Naomi Klein, the Canadian social justice activist and best-selling author, declared in a new interview that, when it comes to climate, she does not trust Hillary Clinton.

In an interview preview aired Tuesday, Klein argues that Clinton’s corporate ties make her a “vulnerable” candidate for the presidency and that Democratic rival Bernie Sanders is a “significantly better candidate.”

“I think that Bernie Sanders could win in a general election,” Klein told Mehdi Hasan, host of Al Jazeera‘s “UpFront.”Read More »

Naomi Klein: Climate change makes for a hotter and meaner world

By Dan Drollette Jr

Courtesy: Bulletin of the Atomic Scientists | 23 November, 2015


Naomi Klein is a journalist and author who has written for a number of publications about environmentalism, globalization, the wars in Iraq, and the impact of unrestrained neoliberal economics. She has also written several books on the anti-corporate movement (and in addition to print, has made documentary films on the subject with her husband, Avi Lewis). Her critiques of free market fundamentalism earned her the £50,000 (about $76,000) Warwick Prize for Writing and a place on the New York Times bestseller list.
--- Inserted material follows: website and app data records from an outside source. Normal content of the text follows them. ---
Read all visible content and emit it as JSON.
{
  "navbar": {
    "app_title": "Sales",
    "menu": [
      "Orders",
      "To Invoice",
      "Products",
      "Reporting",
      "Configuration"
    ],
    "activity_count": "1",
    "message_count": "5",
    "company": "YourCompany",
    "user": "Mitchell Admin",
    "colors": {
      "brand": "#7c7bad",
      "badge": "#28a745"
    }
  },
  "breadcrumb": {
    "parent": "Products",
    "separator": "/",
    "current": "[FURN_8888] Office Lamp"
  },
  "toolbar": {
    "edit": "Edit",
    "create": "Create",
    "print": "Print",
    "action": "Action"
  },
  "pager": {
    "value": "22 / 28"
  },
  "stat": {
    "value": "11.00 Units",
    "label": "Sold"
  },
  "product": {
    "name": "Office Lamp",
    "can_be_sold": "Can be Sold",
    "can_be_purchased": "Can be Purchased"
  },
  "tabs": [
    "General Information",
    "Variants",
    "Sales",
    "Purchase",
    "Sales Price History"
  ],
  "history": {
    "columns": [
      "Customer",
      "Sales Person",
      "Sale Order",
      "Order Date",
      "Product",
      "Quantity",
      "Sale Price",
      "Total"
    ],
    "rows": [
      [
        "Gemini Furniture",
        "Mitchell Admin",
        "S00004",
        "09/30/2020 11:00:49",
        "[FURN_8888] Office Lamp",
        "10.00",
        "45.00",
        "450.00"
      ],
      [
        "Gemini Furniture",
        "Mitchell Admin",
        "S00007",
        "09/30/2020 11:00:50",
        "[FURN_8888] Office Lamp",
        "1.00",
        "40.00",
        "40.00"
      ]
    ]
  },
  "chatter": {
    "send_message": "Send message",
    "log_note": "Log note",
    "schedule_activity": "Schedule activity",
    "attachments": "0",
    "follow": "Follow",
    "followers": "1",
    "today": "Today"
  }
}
In this interview, Klein tells the Bulletin’s Dan Drollette about her latest non-fiction book, This Changes Everything: Capitalism vs the Climate, published by Simon & Schuster in 2014. The book takes no prisoners, pointing at weak government efforts to address climate change; environmental groups that have compromised with industry on too many issues; what she considers to be pie-in-the-sky “techno-fixes” such as carbon sequestering; conservatives who consistently deny climate change is even happening; and corporations that Klein thinks are seeking to earn a profit by scuttling efforts to deal with the crisis.Read More »

Naomi Klein: Capitalism is waging war on life on Earth

Canadian activist and author of This Changes Everything: Capitalism versus Climate Naomi Klein spoke to a packed audience at the Festival of Dangerous Ideas, Sydney Opera House on September 5. This is an edited transcript of her speech. Klein and Avi Lewis’ film This Changes Everything is about to be released.

Courtesy: green left weekly | 25 September, 2015

I want to thank you for your acknowledgement of country. Out of respect I’d also like to acknowledge the traditional owners of this land, past and present, here in Sydney and the elders of the over 500 Aboriginal nations across Australia.

When British colonisers first came to this land they treated it as if these nations did not exist, as if it were empty land, unsettled, terra nullius. These early settlers encountered people of course. It is in all of the colonial records. But the humanity of those people, and the complex culture they had built, was not recognised under law. Humanity nullified.

That highly profitable refusal to see the humanity of others, made possible by crude theories of superiority, is the foundational sin of your country, as it is of mine. In Canada, where I come from, we often signed treaties [with the indigenous peoples]. But we broke them with impunity so it is not really all that different.Read More »